* The task *
Report every line of the listing below in which the string "time" appears.

*** Opening Information provided ***

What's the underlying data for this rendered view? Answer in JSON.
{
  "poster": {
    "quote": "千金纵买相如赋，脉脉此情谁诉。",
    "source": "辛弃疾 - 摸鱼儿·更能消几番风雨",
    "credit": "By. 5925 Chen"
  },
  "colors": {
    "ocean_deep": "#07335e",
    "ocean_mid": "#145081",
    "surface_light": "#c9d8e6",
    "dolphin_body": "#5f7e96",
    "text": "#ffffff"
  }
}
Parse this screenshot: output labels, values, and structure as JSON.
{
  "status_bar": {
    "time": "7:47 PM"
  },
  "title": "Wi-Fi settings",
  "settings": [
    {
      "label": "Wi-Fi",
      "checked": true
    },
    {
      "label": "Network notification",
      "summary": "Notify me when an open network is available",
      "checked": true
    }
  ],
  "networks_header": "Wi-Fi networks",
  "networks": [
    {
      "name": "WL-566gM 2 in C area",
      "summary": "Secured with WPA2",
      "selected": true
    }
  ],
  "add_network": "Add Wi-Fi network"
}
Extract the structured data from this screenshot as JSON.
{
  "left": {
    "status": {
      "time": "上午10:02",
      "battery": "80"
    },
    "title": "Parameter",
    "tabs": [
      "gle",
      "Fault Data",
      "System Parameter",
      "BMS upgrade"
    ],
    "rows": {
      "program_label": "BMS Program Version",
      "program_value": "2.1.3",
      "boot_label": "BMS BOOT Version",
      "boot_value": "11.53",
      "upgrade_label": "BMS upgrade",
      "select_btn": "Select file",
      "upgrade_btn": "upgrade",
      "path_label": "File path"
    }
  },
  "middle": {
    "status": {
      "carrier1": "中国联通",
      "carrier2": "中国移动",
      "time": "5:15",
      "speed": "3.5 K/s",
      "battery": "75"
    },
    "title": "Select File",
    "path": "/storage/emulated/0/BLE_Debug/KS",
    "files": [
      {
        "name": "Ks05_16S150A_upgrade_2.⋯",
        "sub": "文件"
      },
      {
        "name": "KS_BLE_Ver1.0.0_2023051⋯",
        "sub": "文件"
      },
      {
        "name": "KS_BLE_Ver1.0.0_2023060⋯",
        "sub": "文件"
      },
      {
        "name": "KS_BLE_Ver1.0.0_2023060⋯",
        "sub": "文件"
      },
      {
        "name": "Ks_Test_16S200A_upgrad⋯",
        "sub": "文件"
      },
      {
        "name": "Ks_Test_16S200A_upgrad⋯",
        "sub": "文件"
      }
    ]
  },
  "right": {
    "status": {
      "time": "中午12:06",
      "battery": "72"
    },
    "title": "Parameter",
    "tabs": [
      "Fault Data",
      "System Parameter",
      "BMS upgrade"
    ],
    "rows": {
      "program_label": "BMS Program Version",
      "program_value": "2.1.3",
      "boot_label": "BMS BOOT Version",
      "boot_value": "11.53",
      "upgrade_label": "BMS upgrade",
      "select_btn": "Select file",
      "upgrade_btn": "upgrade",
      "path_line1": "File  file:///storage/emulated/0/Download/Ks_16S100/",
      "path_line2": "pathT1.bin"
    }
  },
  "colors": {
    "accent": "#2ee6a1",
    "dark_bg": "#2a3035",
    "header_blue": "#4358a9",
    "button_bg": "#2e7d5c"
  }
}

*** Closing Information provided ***

* Reply *
    "time": "7:47 PM"
      "time": "上午10:02",
      "time": "5:15",
      "time": "中午12:06",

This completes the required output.